After some more searching I have finally found a nice flavor of Linux that’s perfect for my needs, and it’s the one I’m using right now.
Bodhi Linux is a minimalistic distribution that has only the bare essentials to get you going, including the decent Midori web browser, Leafpad text editor, a terminal and of course the excellent wireless networking support that works right out of the box. There are no games, no media players, no graphics tools, none of the tools you might never really need. This is truly a minimal Linux environment in the truest sense of the word.
You can boot Bodhi from the live CD image to try it out and once you feel it’s right for you, there’s a setup program with a simple installation process that guides you every step of the way.
Installing Bodhi was a little bit of a hassle for me. After it finished installing, it needed to restart the computer so I selected the option to restart. Then Bodhi displayed its animated splash screen with no indication as to what it was doing. Should I hit the ENTER key to reboot too soon, then it would only reboot to a plain-text GRUB prompt. What worked for me was to bypass the reboot prompt and continue testing the live CD. From there I would do a poweroff to gracefully power down my laptop and when it ejected the CD, that was my cue to hit the ENTER key to reboot and since then I have had no problems.
I really admire the software download page where I can download additional programs for use with Bodhi, including the essential Firefox browser, Thunderbird e-mail client and the VLC media player.
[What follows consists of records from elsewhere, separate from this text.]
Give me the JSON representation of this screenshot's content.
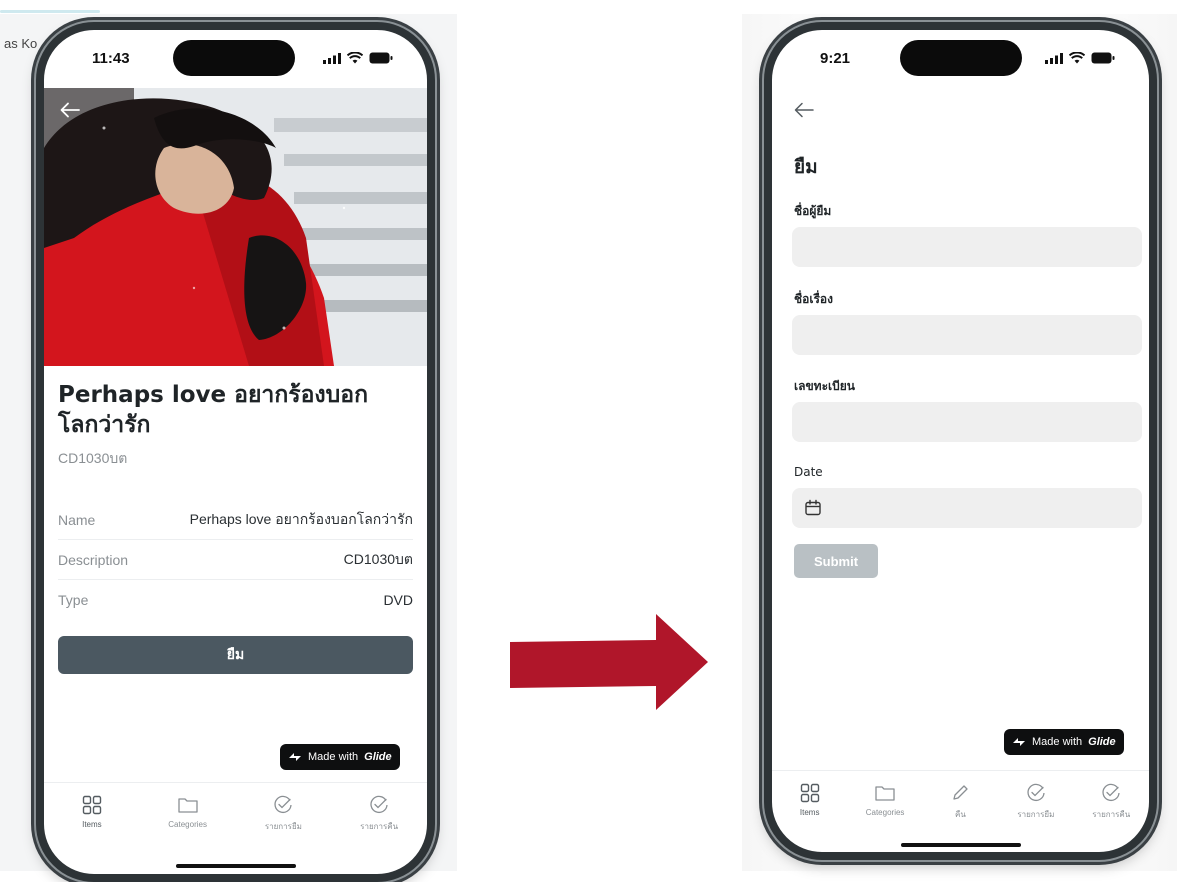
{
  "background": {
    "partial_label": "as Ko"
  },
  "screen_detail": {
    "status_time": "11:43",
    "item_title": "Perhaps love อยากร้องบอกโลกว่ารัก",
    "item_subtitle": "CD1030บต",
    "details": [
      {
        "label": "Name",
        "value": "Perhaps love อยากร้องบอกโลกว่ารัก"
      },
      {
        "label": "Description",
        "value": "CD1030บต"
      },
      {
        "label": "Type",
        "value": "DVD"
      }
    ],
    "borrow_button": "ยืม",
    "badge": {
      "prefix": "Made with",
      "brand": "Glide"
    },
    "tabs": [
      {
        "label": "Items",
        "icon": "grid-icon"
      },
      {
        "label": "Categories",
        "icon": "folder-icon"
      },
      {
        "label": "รายการยืม",
        "icon": "check-circle-icon"
      },
      {
        "label": "รายการคืน",
        "icon": "check-circle-icon"
      }
    ]
  },
  "screen_form": {
    "status_time": "9:21",
    "title": "ยืม",
    "fields": [
      {
        "label": "ชื่อผู้ยืม",
        "value": ""
      },
      {
        "label": "ชื่อเรื่อง",
        "value": ""
      },
      {
        "label": "เลขทะเบียน",
        "value": ""
      }
    ],
    "date_label": "Date",
    "submit_label": "Submit",
    "badge": {
      "prefix": "Made with",
      "brand": "Glide"
    },
    "tabs": [
      {
        "label": "Items",
        "icon": "grid-icon"
      },
      {
        "label": "Categories",
        "icon": "folder-icon"
      },
      {
        "label": "คืน",
        "icon": "pencil-icon"
      },
      {
        "label": "รายการยืม",
        "icon": "check-circle-icon"
      },
      {
        "label": "รายการคืน",
        "icon": "check-circle-icon"
      }
    ]
  },
  "colors": {
    "arrow": "#b0162a",
    "button_dark": "#4b5861",
    "button_disabled": "#b9c0c4"
  }
}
I’m no expert at installing programs in Linux, but I had the easiest time installing those programs from the download page. I just clicked “Install Now” and a few minutes later I had those programs installed and ready to use.
Overall I am very impressed with Bodhi Linux. It runs fine with my old hardware and wireless card, and I was able to easily connect to my wireless router. I am also impressed with the friendly support community, with forums and a live chat room ready to help you with your installation problems and general questions.
After trying out many Linux distributions, it’s nice to have finally found something like Bodhi, one that works well for my needs. Give it a try.

Running Linux applications in Windows.

Ulteo Virtual Desktop is a Linux-based system that integrates seamlessly into Windows. At long last, you can run programs made for Linux quickly and easily in Windows. There are plenty of such programs included with the download, including Firefox, Thunderbird, OpenOffice, GIMP, Konqueror and much more. There’s lots to play with here and it’s awesome to be able to be able experience the best of both worlds without having to re-partition my hard drive.

The ultimate boot CD.

The Ultimate Boot CD is a bootable CD that’s packed with all kinds of diagnostic tools for troubleshooting and fixing your computer. Simply download the ISO image file from the web site, burn it your CD and you’re ready to go.
An earlier version of UBCD included a live, bootable Linux environment called INSERT. It had a graphical interface that allowed you to manage your files, edit your disk’s partition, surf the web and much more. I don’t know why INSERT was taken out when UBCD was updated. I really found it to be a valuable tool and really miss having it on the CD.
Other than that, there’s still a great collection of programs to give you an edge and maybe even that big promotion for being so heroic. Hey, it could happen.